After touring the world in school orchestras, Marc moved to London to take classical double bass at the prestigious Trinity College of Music, where Fela Kuti once studied, under the tutelage of double bassist Chi-chi Nwanoku. “I knew I had to come to London to study with her,” he says. “There weren’t many people who looked like me in classical music. I got stopped by the police all the time in central London, on my way to Trinity.” But despite his conservatoire training, he was never able to professionally puncture the stuffy world of orchestras. “I stopped playing double bass for four years because no one was employing people like me,” he says. “I knew I was good but I wasn’t even getting auditions. Eventually, I stopped practising.”
It wasn’t until a chance meeting in Brixton with Gary Crosby, linchpin of Tomorrow’s Warriors – the crucial London jazz educators that connect the UK new wave luminaries, from Nubya Garcia to Moses Boyd – that the possibility of jazz shone like a beacon. “He was Black and holding a double bass, so I went up to him on the street and tapped him on the shoulder to find out what he was doing,” says Marc. It was the start of a game-changing journey that would see him play first with smart jazz group Empirical and then led him to forming the free-jazz trio Zed-U, alongside Shabaka Hutchings (Sons of Kemet, The Comet is Coming) and drummer Tom Skinner. With Zed-U, Marc’s passion for electronic music began to bubble up. He and Hutchings would frequent London nightclubs together, soaking in the sounds of garage, broken beat and drum’n’bass at iconic former spots such as The End and Plastic People. He even took Hutchings to his first house and techno night, where DJs like Sven Vath and Ricardo Villolobos would man the decks – influences that led Marc to produce a house EP for the London-based label Atjazz. His work with other key figures has been building up, too: last year, he joined keysman Ashley Henry on the latter’s track ‘The Mighty’, which Marc wrote and produced.

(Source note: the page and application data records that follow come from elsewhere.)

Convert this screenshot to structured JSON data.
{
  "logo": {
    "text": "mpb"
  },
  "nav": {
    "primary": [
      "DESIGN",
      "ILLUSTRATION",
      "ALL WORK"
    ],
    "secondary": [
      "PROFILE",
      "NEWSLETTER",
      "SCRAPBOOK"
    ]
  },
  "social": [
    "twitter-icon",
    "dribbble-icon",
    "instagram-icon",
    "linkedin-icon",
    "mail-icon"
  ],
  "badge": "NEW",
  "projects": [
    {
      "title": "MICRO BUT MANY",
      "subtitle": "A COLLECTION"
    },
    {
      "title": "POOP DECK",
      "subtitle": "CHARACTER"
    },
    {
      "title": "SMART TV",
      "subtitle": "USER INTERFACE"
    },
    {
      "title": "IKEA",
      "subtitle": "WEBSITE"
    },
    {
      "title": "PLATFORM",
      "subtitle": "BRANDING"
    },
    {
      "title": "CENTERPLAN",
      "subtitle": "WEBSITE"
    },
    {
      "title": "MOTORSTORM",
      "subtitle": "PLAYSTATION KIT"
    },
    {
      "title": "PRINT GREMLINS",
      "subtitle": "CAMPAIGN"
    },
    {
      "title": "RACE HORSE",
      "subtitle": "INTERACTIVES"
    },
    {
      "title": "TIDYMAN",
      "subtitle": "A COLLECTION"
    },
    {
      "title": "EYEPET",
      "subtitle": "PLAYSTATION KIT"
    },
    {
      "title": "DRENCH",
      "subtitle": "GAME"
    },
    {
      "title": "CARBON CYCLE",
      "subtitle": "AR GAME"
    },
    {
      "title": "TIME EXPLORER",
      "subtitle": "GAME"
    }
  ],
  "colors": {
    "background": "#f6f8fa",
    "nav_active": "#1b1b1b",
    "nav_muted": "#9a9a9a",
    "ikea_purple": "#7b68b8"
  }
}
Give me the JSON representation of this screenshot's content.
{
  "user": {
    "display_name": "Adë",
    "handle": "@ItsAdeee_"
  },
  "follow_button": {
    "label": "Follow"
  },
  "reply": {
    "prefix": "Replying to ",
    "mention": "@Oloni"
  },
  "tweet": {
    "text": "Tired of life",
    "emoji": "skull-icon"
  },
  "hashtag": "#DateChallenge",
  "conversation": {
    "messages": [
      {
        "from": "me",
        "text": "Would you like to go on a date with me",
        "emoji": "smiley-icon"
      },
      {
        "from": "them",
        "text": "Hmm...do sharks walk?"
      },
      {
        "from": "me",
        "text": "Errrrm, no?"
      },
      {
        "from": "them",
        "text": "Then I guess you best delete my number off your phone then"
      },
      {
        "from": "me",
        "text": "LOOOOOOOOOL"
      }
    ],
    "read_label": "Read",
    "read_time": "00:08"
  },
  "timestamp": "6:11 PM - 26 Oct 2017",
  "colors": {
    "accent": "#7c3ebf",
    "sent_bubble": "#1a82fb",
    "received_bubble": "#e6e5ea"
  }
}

In his new music, Ben Marc has unified these influences into a sublime whole. Now signed to LA’s Innovative Leisure, he’s found a home alongside similarly future-thinking artists like Badbadnotgood, Nosaj Thing, Rarelyalways and Jimmy Edgar. ‘Breathe Suite’ a lustrous EP of sweeping strings, rippling piano and meditative vocals: two suites that show off Marc’s gift for composing and arranging, bookended by two stirring improvisations.
Rarelyalways released his brilliant "Baby Buffalo" EP last October to critical acclaim. Pitchfork praised the Hackney raised jazz musician, producer and vocalist for carving out a niche of his own, whilst Billboard, amongst others, boldly predicted big things on the horizon. Fast forward 6 months and "Manic" provides further evidence of his distinctive style and flavor. Produced by Hanni El Khatib, grime, trip hop; jazz effortlessly intermingle with his unique, skeletal flow. First single "Lamenting" echoed the importance of community support, and second single "Hungry" was written in his final years at secondary school, in the aftermath of the Mark Duggan shooting. The EP is completed by rush hour inspired title-track "Manic" and sentimental opener "Careful."